We love working in Oakland. It’s the scrappy city by the bay. It’s one of the most diverse cities in the nation, it has the best weather in the bay area and it’s alive with creativity and culture. From the bustling Chinatown to the industrious Jack London District to the quiet of the hills, Oakland is an incredible place to work, live and play.

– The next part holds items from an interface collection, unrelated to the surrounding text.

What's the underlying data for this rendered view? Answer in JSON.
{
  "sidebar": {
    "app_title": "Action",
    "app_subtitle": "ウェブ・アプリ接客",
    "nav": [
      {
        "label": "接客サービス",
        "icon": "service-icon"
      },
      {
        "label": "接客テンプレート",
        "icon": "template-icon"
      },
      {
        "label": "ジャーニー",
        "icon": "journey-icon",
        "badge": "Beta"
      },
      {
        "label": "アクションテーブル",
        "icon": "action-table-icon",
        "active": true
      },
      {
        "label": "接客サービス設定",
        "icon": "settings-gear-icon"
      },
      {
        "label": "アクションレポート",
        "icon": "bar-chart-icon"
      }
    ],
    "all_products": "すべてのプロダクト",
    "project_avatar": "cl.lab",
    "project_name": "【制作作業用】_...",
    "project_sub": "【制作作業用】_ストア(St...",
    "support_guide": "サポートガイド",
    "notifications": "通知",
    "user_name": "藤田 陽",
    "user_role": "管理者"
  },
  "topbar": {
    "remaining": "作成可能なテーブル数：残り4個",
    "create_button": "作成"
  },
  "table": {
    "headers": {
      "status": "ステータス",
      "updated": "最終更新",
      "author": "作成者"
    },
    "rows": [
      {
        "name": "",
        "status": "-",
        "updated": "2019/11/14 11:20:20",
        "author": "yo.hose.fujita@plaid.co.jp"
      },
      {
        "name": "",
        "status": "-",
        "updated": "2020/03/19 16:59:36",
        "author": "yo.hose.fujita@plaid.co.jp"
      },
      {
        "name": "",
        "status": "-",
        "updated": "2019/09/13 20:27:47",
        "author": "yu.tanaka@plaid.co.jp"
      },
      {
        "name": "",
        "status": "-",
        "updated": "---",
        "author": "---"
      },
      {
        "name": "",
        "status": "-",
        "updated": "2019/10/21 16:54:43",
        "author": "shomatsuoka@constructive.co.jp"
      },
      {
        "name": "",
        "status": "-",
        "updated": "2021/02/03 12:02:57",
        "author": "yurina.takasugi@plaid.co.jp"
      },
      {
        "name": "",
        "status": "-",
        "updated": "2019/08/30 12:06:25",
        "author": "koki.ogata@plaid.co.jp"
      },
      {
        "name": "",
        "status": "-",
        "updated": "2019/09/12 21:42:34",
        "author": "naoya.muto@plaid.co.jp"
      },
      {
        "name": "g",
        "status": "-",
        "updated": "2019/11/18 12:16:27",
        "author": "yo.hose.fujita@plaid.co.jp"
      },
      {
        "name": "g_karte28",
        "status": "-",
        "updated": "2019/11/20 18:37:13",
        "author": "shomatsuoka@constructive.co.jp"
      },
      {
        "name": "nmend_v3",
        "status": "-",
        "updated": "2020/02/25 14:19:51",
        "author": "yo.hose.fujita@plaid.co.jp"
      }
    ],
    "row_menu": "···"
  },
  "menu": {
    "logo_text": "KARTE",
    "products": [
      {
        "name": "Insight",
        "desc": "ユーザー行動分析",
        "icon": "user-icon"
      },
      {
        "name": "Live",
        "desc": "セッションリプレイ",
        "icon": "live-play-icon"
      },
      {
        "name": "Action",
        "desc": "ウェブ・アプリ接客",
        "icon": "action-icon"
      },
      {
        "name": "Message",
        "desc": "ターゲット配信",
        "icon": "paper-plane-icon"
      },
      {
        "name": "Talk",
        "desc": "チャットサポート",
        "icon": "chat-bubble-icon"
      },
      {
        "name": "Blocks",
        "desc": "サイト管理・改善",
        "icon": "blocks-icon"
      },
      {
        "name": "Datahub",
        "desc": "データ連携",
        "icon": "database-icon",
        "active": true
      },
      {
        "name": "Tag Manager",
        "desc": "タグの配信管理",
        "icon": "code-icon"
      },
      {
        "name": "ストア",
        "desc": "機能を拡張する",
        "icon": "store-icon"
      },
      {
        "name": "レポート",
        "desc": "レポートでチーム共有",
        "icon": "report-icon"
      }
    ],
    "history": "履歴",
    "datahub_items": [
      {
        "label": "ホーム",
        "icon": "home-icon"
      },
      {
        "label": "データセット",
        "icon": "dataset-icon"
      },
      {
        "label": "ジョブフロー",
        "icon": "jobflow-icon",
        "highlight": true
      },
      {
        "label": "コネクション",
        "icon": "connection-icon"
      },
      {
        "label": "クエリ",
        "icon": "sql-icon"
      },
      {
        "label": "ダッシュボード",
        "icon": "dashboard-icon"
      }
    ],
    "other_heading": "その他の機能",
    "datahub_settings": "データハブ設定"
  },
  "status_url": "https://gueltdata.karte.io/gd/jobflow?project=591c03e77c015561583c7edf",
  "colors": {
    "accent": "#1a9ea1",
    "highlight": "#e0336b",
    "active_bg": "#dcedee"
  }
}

Even when it wasn’t trendy to do so the President of Cutting Edge Capital, John Katovich, raised his family in Oakland and has been involved in so many active ways to strengthen it’s local economy over the years. When our lease came up for renewal we searched across the east bay, but ultimately decided we wanted to stay in Oakland, stay downtown, and be a part of Oakland’s newest chapter. Signing a new lease wasn’t easy, or cheap. Our rent increased 24% to stay in downtown, a place that just a decade ago was begging to find tenants to fill office space. But the times have changed: gourmet restaurants, hip co-working spaces, breweries, locally sourced retail and upscale coffee shops abound. The din of construction is constantly in the background as buildings are bought, improved and filled at top dollar. Oakland is for sure an exciting place to be, but the changes are also terrifying. What will happen to the communities that have been here for generations? Will locals be able to find jobs, or will they be pushed out like so many communities across the country affected by gentrification? Will incoming middle and upper class residents understand the landscape, the culture and the history of the place they are flocking to? With increased rents for businesses, will goods and services be priced so high that “old” residents can’t afford them anymore?
Shortly after we signed our lease renewal the news broke that Uber purchased the old Sears building a few blocks away … for over $120 million dollars. Naturally this has started a wave of questions and concerns about the changing business landscape of Oakland. As large companies choose to relocate to the sunny side of the bay we wonder has the gentrification nightmare truly arrived on Main Street? Can we grow a strong middle class for residents that already live in Oakland? While there are a lot of reasons to fear these changes we see some hopeful signs that Oakland can respond to these challenges in a more thoughtful and intentional way.
We recently sat down with the Democracy Collaborative and were inspired by their approach to strengthen local supply chains as a direct response to the challenges of rapid growth. Recognizing the inequality in gentrified growth models (to play you have to have a four year degree, at least), they explore ways to build resilience, equality and opportunity for economically marginalized communities. They forge alliances and communication between experts, researchers, policymakers, community foundations, businesses, local leaders and grassroots organizations to build the local work force to supply services and goods to large “anchor” institutions (think local government, universities, and hospitals). As stated by the Democracy collaborative they are working with these anchors in “making a commitment to consciously apply their long-term, place-based economic power, in combination with their human and intellectual resources, to better the long-term welfare of the communities in which they are anchored.”